  • 21:35 It’s not about working for some big-name client. It’s about doing your best work, and having your client accept your best work. And the way you do that is set the expectations and adhere to your time-tested process. Every time without exception.
  • 21:55 You only want those big-name clients if they are going to come under your process.
  • 25:01 If you have a day job that you don’t hate, you are an ideal candidate for The Overlap Technique. But you’re going to have to invest in the long game to make this work.
  • 25:27 Here’s what I would do. Spend anywhere from 2 to 6 hours outside your day job illustrating. I’m going go ahead and say no reading about art. If you want to read, you can do it on other time, but not during this dedicated window. This dedicated window is for creating.
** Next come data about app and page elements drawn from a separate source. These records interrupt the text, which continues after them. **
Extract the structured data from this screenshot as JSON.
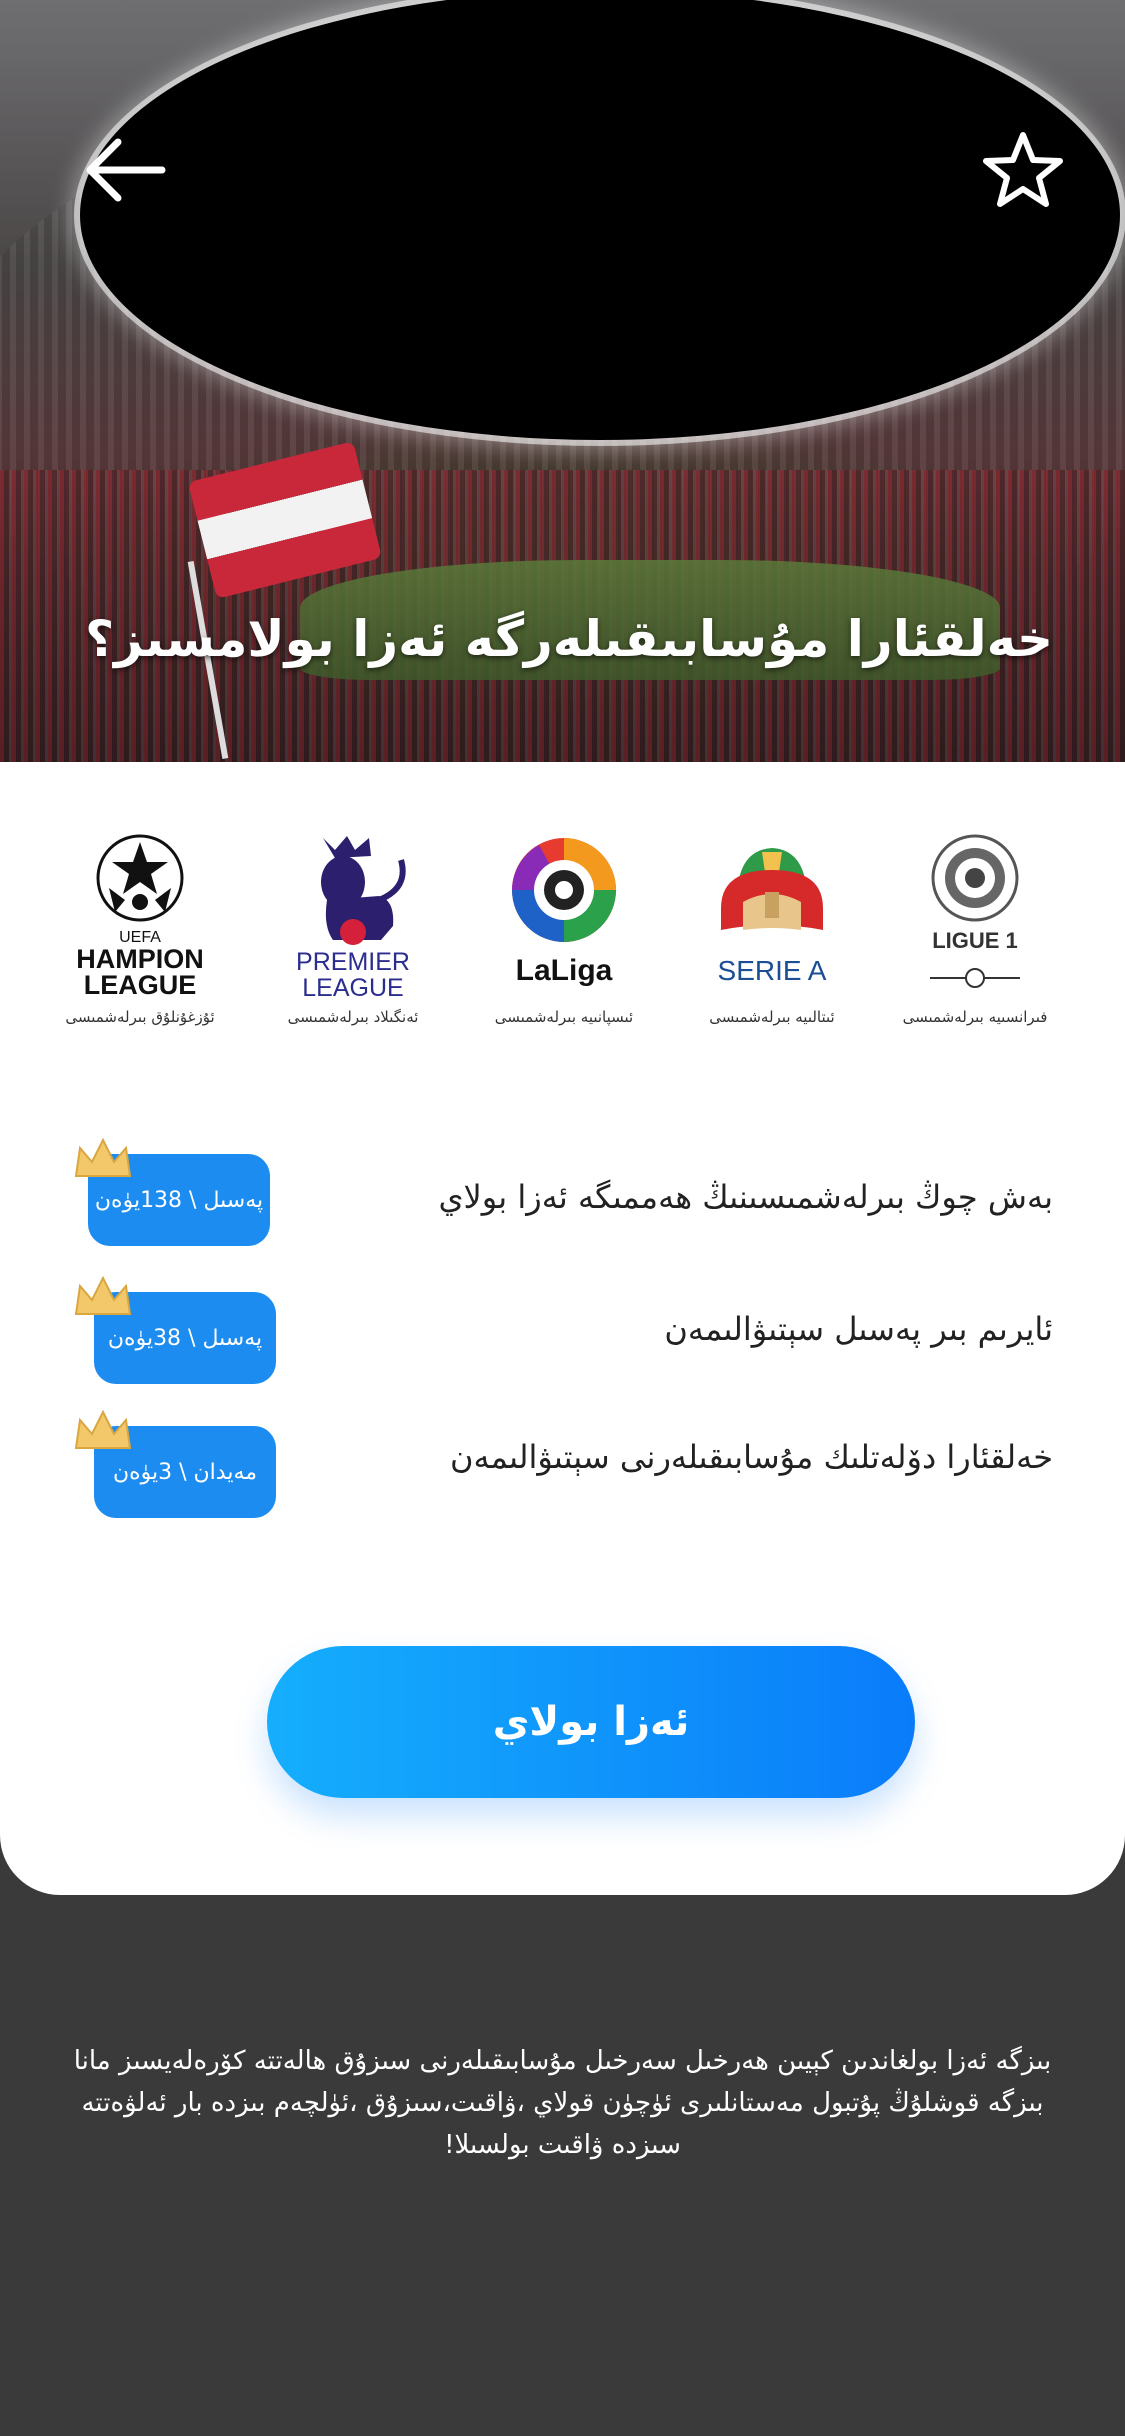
{
  "hero": {
    "title": "خەلقئارا مۇسابىقىلەرگە ئەزا بولامسىز؟",
    "back_icon": "arrow-left-icon",
    "favorite_icon": "star-outline-icon"
  },
  "leagues": [
    {
      "logo_text": "LIGUE 1",
      "name": "فىرانسىيە بىرلەشمىسى"
    },
    {
      "logo_text": "SERIE A",
      "name": "ئىتالىيە بىرلەشمىسى"
    },
    {
      "logo_text": "LaLiga",
      "name": "ئىسپانىيە بىرلەشمىسى"
    },
    {
      "logo_text_1": "PREMIER",
      "logo_text_2": "LEAGUE",
      "name": "ئەنگىلاد بىرلەشمىسى"
    },
    {
      "logo_text_1": "UEFA",
      "logo_text_2": "HAMPION",
      "logo_text_3": "LEAGUE",
      "name": "ئۇزغۇنلۇق بىرلەشمىسى"
    }
  ],
  "benefits": [
    {
      "text": "بەش چوڭ بىرلەشمىسىنىڭ ھەممىگە ئەزا بولاي",
      "price": "پەسىل \\ 138يۈەن"
    },
    {
      "text": "ئايرىم بىر پەسىل سېتىۋالىمەن",
      "price": "پەسىل \\ 38يۈەن"
    },
    {
      "text": "خەلقئارا دۆلەتلىك مۇسابىقىلەرنى سېتىۋالىمەن",
      "price": "مەيدان \\ 3يۈەن"
    }
  ],
  "join_button": "ئەزا بولاي",
  "footer_text": "بىزگە ئەزا بولغاندىن كېيىن ھەرخىل سەرخىل مۇسابىقىلەرنى سىزۇق ھالەتتە كۆرەلەيسىز مانا بىزگە قوشلۇڭ پۇتبول مەستانلىرى ئۈچۈن قولاي ،ۋاقىت،سىزۇق ،ئۈلچەم بىزدە بار ئەلۋەتتە سىزدە ۋاقىت بولسىلا!",
  "colors": {
    "accent": "#1c8cf0",
    "button_start": "#15aefc",
    "button_end": "#0a7cfa",
    "footer_bg": "#3a3a3a",
    "crown": "#f3c86a"
  }
}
It’s for producing. You’re only going to get better by doing, not by reading. Right now, reading is standing in the way of you making more. So set it aside, or read another time.
  • 26:22 If you could spend 6 hours a day for 6 months, you’re going to be astonished at the progress you make. I mean really astonished. But can you do it? Can you dedicate 6 hours a day? “That’s a lot,” you might say. Yeah, it’s a lot. Do you really want it? If you think you can’t do it, ask why. Take a look at your priorities. Be honest about what’s really important to you.
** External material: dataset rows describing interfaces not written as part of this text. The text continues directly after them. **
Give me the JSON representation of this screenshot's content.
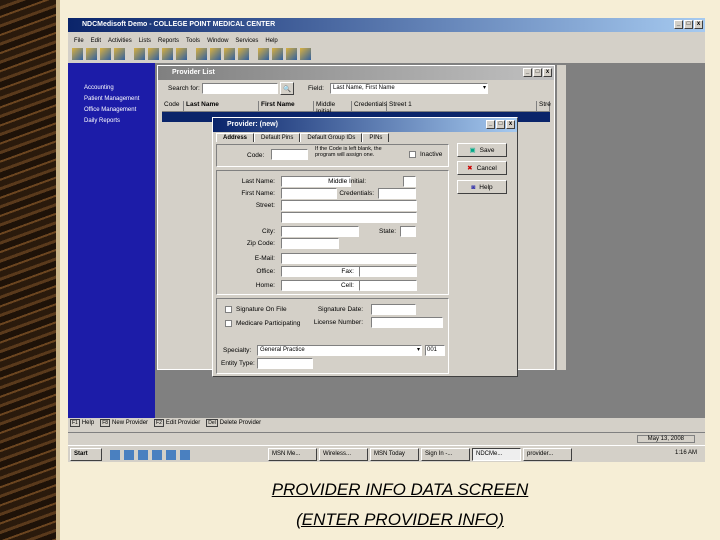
{
  "app": {
    "title": "NDCMedisoft Demo - COLLEGE POINT MEDICAL CENTER",
    "menu": [
      "File",
      "Edit",
      "Activities",
      "Lists",
      "Reports",
      "Tools",
      "Window",
      "Services",
      "Help"
    ]
  },
  "sidebar": {
    "items": [
      "Accounting",
      "Patient Management",
      "Office Management",
      "Daily Reports"
    ]
  },
  "provider_list": {
    "title": "Provider List",
    "search_label": "Search for:",
    "search_value": "",
    "field_label": "Field:",
    "field_value": "Last Name, First Name",
    "columns": [
      "Code",
      "Last Name",
      "First Name",
      "Middle Initial",
      "Credentials",
      "Street 1",
      "Stre"
    ]
  },
  "dialog": {
    "title": "Provider: (new)",
    "tabs": [
      "Address",
      "Default Pins",
      "Default Group IDs",
      "PINs"
    ],
    "code_label": "Code:",
    "code_note": "If the Code is left blank, the program will assign one.",
    "inactive_label": "Inactive",
    "labels": {
      "last_name": "Last Name:",
      "middle_initial": "Middle Initial:",
      "first_name": "First Name:",
      "credentials": "Credentials:",
      "street": "Street:",
      "city": "City:",
      "state": "State:",
      "zip": "Zip Code:",
      "email": "E-Mail:",
      "office": "Office:",
      "fax": "Fax:",
      "home": "Home:",
      "cell": "Cell:",
      "signature_on_file": "Signature On File",
      "signature_date": "Signature Date:",
      "medicare": "Medicare Participating",
      "license": "License Number:",
      "specialty": "Specialty:",
      "entity_type": "Entity Type:"
    },
    "specialty_value": "General Practice",
    "specialty_code": "001",
    "buttons": {
      "save": "Save",
      "cancel": "Cancel",
      "help": "Help"
    }
  },
  "function_keys": [
    {
      "key": "F1",
      "label": "Help"
    },
    {
      "key": "F8",
      "label": "New Provider"
    },
    {
      "key": "F2",
      "label": "Edit Provider"
    },
    {
      "key": "Del",
      "label": "Delete Provider"
    }
  ],
  "status": {
    "date": "May 13, 2008"
  },
  "taskbar": {
    "start": "Start",
    "tasks": [
      "MSN Me...",
      "Wireless...",
      "MSN Today",
      "Sign In -...",
      "NDCMe...",
      "provider..."
    ],
    "clock": "1:16 AM"
  },
  "caption": [
    "PROVIDER INFO DATA SCREEN",
    "(ENTER PROVIDER INFO)"
  ]
}
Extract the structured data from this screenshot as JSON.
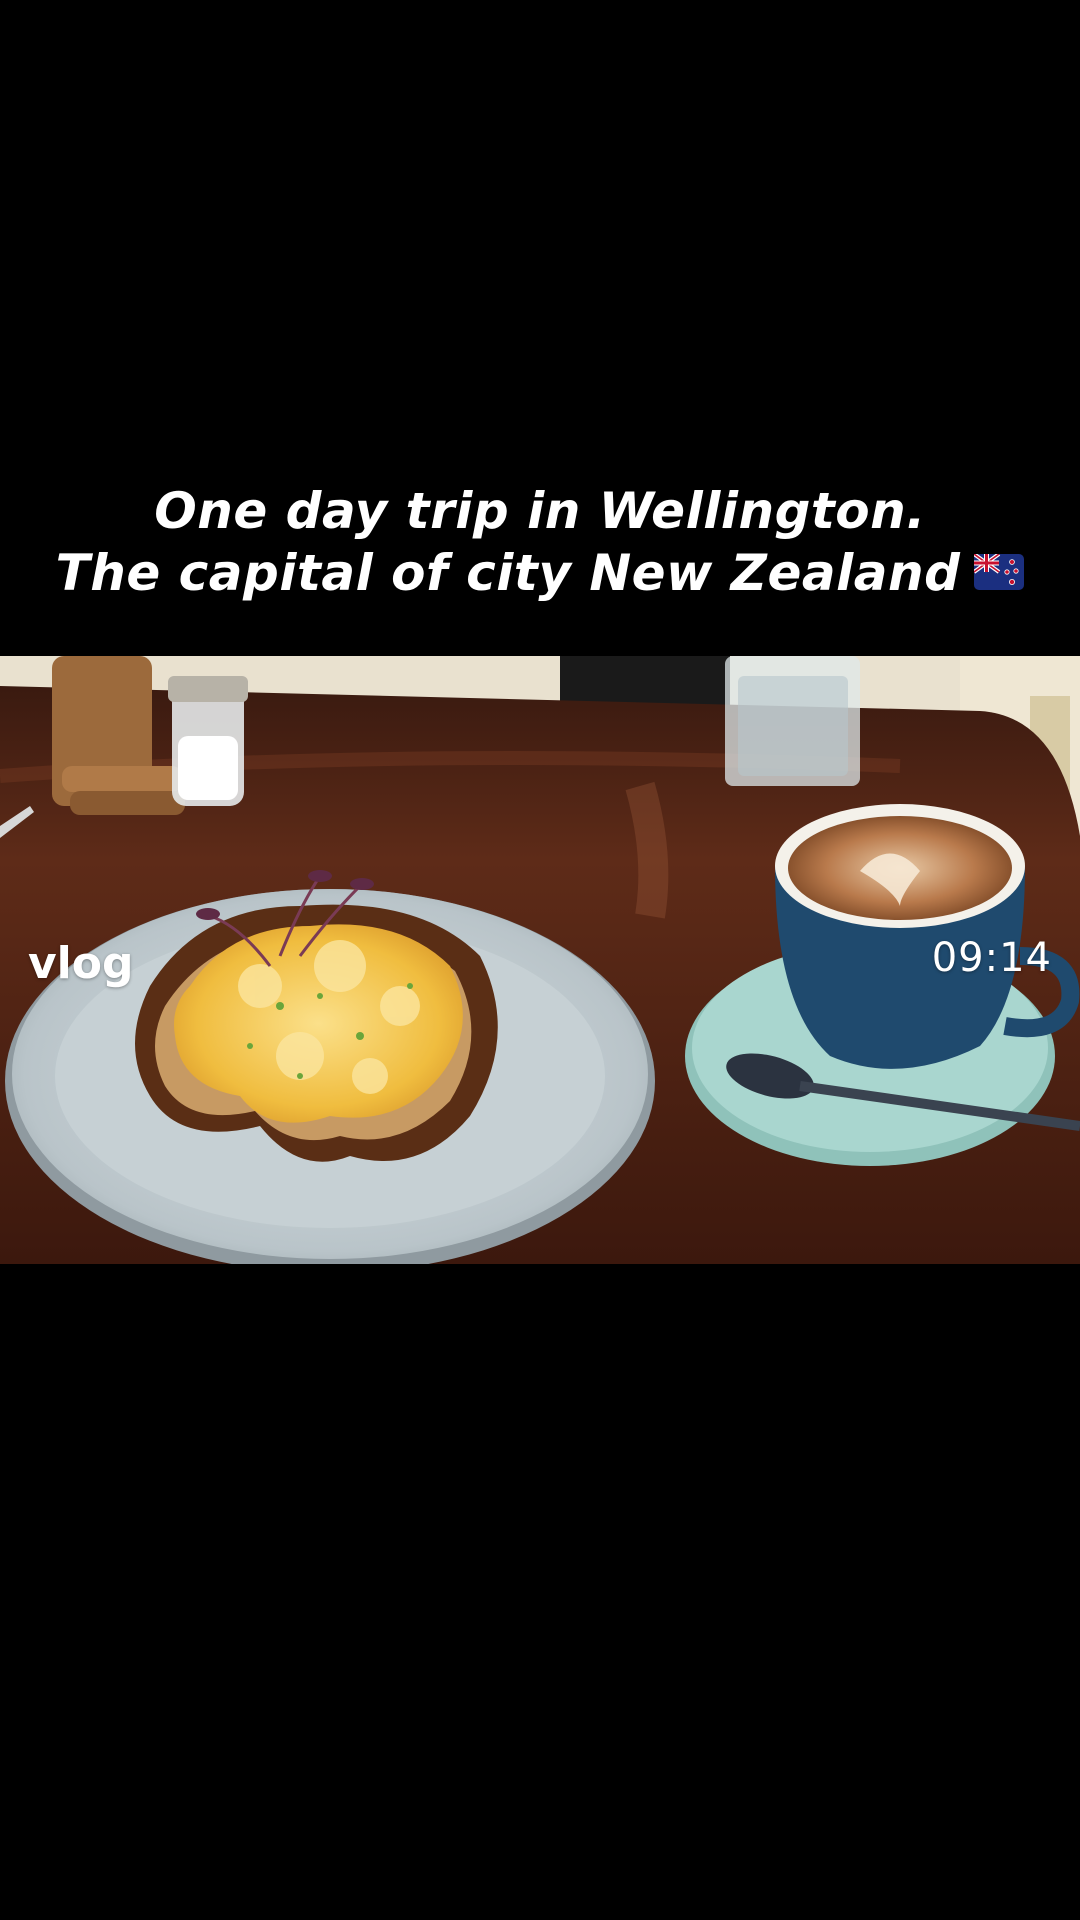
{
  "caption": {
    "line1": "One day trip in Wellington.",
    "line2": "The capital of city New Zealand",
    "flag_icon": "new-zealand-flag-icon"
  },
  "overlay": {
    "tag": "vlog",
    "time": "09:14"
  },
  "colors": {
    "background": "#000000",
    "table": "#5a2a1a",
    "plate": "#c9d2d6",
    "saucer": "#a9d6cf",
    "cup": "#1f4a6e",
    "egg": "#f1c24a"
  }
}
  • 27:04 The joy will come from this blossoming out of passion. Make illustrations for the love of it. Don’t worry about clients, don’t worry about money. Make so much art, and make it with so much quality and attention to detail and character that people start asking for your art on products. That is when you start making products.
  • 27:29 Wait until they come to you. Wait until potential customers beg you to make products and wait until potential clients ask you to work with them. Let your work do the talking.
  • 29:22 Don’t get caught up on the “6 hours/day” figure. Don’t focus on the number, focus on what you’re not doing to make something more important possible. Are you:
    • Are you browsing Reddit?
    • Watching Netflix?
    • Playing video games?
    • Distracted by your iPhone?
    • Going to parties?
  • Conclusion
  • 37:41 If I leave you with one thing it’s this: You can create your own business model. You don’t have to do things a certain way because everyone else is doing it, or because it’s “industry standard,” or because such-and-such company says it’s their “policy”. No—you can work however you want to, you can charge what you want, you can set the process how you want, you can require payment when you want, and you can deliver one concept if you want. You are the professional, you set the precedent. You create the expectations. Put in the effort and hard work to get good at what you do, demand appropriate compensation and stand by your guns.